The Australian Securities and Investments Commission (ASIC) takes a firm stance against those who manipulate ‘sophisticated investor’ exemptions for retail investors interested in acquiring securities in a corporate body.
Generally, when companies raise funds by offering shares to the public, they must make available to prospective investors certain disclosure documentation prescribed by the Corporations Act 2001 (Cth) (the ‘Act’). The type and extent of disclosure depends on the circumstances and may include a full or short-form prospectus, profile statements and other information statements.
The disclosure provisions are also subject to various exemptions, including offers made to sophisticated investors.
Corporate fundraising and the sophisticated investor
Disclosure is designed to provide detailed information to potential investors to enable them to make informed and balanced decisions about the investment on offer.
The laws are explicit in protecting individual investors. They may, however, be avoided if the minimum amount payable for the offer is at least $500,000 or a proposed individual investor:
- has net assets of at least $2.5 million; or
- has a gross income for each of the last two financial years of at least $250,000; and
- a certified accountant provides the relevant sophisticated investor certificate no later than six months prior to the investment offer being made.
Exposed loopholes in sophisticated investor strategies
In 2017, ASIC investigations discovered that inappropriate sophisticated investor certificates were issued with respect to investments in phone-app company Kwickie International Limited.
ASIC’s concerns emanated from strategies by accountants to formulate trust or company structures that represented their clients as sophisticated investors. Consequently, the statutory disclosure requirements are bypassed and retail investors do not receive the level of protection otherwise afforded through the prescribed disclosure requirements.
By using certain trust or company structures, investors who would otherwise be deemed retail investors were offered shares without a prospectus or other prescribed disclosure documents.
Sophisticated investor certificates were issued on the basis of the aggregate net worth of the respective members of the investment entity. In other words, whilst the overall value of the investor vehicle exceeded that necessary to invoke the exemption provisions, the individual wealth of each investor fell short of the test.
After investigations, ASIC declared that shares in Kwickie could not be offered to retail investors through a trust vehicle and conducted further investigations into the use of certain structures designed to undermine the disclosure requirements of the Act.

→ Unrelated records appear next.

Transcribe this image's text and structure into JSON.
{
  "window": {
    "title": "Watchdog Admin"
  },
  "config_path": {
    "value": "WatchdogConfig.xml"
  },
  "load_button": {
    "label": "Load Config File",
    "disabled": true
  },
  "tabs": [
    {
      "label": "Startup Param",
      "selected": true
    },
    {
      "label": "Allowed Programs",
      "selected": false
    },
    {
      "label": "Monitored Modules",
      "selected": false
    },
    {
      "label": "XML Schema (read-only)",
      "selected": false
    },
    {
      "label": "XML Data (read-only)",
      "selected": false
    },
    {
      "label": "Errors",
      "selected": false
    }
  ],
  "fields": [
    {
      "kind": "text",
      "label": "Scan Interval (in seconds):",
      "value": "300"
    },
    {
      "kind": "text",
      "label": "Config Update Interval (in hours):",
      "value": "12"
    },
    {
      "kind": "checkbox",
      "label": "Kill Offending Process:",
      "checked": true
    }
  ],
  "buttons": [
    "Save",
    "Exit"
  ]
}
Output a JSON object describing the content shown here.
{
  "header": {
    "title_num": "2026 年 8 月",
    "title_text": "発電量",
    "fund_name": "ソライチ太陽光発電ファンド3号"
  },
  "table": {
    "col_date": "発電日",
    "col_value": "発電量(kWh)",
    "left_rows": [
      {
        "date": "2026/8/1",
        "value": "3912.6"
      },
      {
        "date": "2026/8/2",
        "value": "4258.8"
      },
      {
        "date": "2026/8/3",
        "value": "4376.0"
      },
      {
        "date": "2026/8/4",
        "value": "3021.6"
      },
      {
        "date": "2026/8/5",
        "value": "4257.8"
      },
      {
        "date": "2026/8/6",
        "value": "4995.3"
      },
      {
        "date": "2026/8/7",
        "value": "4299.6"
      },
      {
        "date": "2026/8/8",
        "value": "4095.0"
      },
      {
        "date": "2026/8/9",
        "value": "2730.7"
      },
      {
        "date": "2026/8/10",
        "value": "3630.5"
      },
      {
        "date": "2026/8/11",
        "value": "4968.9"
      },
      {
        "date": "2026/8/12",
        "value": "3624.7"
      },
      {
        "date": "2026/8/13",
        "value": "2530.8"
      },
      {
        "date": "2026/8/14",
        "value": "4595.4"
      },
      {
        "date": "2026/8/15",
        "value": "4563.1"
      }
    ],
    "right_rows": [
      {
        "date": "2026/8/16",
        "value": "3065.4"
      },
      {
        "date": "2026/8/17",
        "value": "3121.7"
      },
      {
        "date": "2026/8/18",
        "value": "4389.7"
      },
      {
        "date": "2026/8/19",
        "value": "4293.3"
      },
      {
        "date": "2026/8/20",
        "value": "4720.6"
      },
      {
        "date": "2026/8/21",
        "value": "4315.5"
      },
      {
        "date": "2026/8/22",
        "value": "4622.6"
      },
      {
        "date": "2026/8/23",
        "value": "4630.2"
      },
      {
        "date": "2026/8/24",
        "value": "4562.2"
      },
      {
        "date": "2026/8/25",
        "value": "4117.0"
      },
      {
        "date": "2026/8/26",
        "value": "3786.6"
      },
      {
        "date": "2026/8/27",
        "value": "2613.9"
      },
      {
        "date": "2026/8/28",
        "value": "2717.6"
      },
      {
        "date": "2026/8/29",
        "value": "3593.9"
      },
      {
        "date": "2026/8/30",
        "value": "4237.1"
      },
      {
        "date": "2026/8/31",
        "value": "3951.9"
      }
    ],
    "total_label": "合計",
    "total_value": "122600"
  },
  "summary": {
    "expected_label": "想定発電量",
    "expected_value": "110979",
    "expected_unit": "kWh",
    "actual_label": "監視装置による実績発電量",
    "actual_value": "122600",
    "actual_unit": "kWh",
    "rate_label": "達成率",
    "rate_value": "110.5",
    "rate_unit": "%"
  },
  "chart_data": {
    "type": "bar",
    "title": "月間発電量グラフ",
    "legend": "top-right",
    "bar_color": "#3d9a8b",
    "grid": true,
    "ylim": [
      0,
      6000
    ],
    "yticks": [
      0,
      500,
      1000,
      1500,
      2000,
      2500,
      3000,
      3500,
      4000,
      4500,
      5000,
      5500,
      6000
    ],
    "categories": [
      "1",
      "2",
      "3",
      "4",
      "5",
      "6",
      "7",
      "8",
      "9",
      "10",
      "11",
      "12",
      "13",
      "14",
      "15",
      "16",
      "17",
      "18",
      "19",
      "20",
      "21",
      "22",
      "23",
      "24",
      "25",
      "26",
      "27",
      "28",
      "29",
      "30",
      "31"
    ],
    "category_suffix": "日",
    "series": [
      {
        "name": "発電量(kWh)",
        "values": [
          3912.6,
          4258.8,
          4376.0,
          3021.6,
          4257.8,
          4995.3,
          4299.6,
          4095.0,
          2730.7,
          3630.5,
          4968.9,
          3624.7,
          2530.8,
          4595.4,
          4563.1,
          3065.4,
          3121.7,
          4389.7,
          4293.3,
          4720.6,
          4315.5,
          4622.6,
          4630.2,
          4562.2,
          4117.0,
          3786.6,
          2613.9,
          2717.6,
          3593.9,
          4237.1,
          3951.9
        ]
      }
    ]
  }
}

The key issues
ASIC’s concerns in the Kwickie investigation targeted the inappropriate issue of sophisticated investor certificates and the use of trusts or company structures to facilitate receiving share offers without the prescribed disclosure requirements.
Retail investors who suffer financial loss from having relied upon a false or misleading statement or through a material omission in a prospectus may have grounds for compensation. Sophisticated investors have far fewer protections under the Act.
Investors who circumvent the prescribed disclosure requirements by creating trusts or schemes waive the right to receive important risk-management information crucial to the proposed investment. Consequently, an otherwise ‘ordinary’ investor risks jeopardising the key protection provisions prescribed by the Act.
Trustees and directors also have statutory reporting requirements when participating in trusts and company schemes established for the purposes of investment.
Statutory disclosure obligations exist to protect retail investors by requiring a corporation offering securities to provide prescribed information concerning the contemplated investment. Attempts to circumvent these rules pose serious risks to the investors and significant compliance concerns with those facilitating such schemes.
Investors should be aware that accountants and financial advisors are prohibited from providing financial product advice for interests in managed investment schemes unless they hold an Australian Financial Services Licence.
Appropriate financial and legal advice is critical, and there are no due diligence shortcuts when assessing any investment.